“The InnovatED Learning Center is an example of staff’s ability to reduce the budget without sacrificing the services provided to our students,” Sovine says. “The InnovatED Learning Center will represent the merger of several programs, making them more cost-effective without jeopardizing the opportunities they offer to students.” WCPS staff is scheduled to make a formal presentation to the Board of Education regarding the InnovatED Learning Center at the February 20, 2024, public business meeting. 


In order to meet the requirements of the Blueprint for Maryland’s Future, Sovine included an additional $3.24 million in his draft budget to ensure the district meets the state’s requirement that 75 percent of per pupil funding follow the student. Some of the positions included in the proposed budget are currently making a positive impact in schools with the assistance of federal grant dollars and need to be paid from the General Fund in FY25 to be sustained.

Under the Blueprint, WCPS is supporting high school students enrolled in dual credit courses through Hagerstown Community College by paying for each student’s tuition, textbooks, and fees. WCPS expects to invest more than $2.2 million in the initiative this year, and student interest is increasing. WCPS anticipates nearly $500,000 more will be needed to fund the program in FY25.


When addressing inflationary increases, Sovine anticipates the most significant escalations in costs for FY25 include school bus purchases and operational supplies. 

Sovine says, “As we continue through the budget considerations over the next several months, I encourage members of the community to get informed and involved in the process.

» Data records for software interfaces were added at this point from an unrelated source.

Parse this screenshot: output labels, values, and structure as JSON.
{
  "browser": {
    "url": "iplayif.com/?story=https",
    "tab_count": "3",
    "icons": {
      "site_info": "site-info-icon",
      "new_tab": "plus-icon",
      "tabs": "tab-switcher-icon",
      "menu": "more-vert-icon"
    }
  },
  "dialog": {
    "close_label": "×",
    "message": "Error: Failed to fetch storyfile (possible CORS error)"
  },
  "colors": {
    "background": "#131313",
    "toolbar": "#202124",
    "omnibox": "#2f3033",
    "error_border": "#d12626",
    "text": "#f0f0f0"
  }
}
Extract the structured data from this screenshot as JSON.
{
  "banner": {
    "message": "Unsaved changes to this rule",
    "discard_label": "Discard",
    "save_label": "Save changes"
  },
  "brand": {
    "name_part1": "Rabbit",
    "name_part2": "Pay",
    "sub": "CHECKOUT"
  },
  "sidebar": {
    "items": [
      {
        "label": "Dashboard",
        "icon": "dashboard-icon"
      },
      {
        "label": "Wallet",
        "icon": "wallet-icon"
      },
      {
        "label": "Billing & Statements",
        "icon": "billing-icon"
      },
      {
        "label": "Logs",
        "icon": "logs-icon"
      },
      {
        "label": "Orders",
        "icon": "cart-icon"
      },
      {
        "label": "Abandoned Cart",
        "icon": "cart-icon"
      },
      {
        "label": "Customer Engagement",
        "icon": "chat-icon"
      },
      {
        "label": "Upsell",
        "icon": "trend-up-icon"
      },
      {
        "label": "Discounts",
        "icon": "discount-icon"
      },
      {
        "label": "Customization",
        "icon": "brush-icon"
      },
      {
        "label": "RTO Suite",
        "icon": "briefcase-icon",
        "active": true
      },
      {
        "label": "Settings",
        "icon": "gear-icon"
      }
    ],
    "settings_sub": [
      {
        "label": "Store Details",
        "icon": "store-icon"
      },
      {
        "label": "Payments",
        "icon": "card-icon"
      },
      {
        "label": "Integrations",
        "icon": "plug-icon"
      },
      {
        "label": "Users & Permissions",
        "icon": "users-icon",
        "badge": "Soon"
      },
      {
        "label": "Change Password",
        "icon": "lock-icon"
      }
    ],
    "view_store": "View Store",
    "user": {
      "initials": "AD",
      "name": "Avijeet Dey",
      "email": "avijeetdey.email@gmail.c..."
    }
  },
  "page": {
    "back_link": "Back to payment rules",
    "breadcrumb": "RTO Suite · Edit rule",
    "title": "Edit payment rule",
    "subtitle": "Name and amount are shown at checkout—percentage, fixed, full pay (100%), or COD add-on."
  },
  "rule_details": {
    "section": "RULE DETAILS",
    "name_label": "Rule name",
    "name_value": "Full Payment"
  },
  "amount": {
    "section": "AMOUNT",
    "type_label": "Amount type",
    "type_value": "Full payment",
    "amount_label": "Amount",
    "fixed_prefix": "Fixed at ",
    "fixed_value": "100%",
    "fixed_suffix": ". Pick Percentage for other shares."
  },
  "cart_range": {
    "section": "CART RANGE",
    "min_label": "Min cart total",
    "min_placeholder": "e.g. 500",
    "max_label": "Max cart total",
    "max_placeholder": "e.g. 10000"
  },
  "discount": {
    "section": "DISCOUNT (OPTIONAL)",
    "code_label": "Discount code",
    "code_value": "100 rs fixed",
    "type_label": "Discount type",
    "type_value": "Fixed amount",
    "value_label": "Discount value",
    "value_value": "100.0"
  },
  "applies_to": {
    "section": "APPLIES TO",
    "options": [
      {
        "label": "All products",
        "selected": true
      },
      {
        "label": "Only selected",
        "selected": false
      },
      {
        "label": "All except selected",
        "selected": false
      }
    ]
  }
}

Public education is an investment in our community’s future, and it’s important that taxpayers understand how their investment in our students is being utilized to enhance and improve the quality of life here in Washington County.”

Information on the Superintendent’s Draft Budget for FY2025 is available at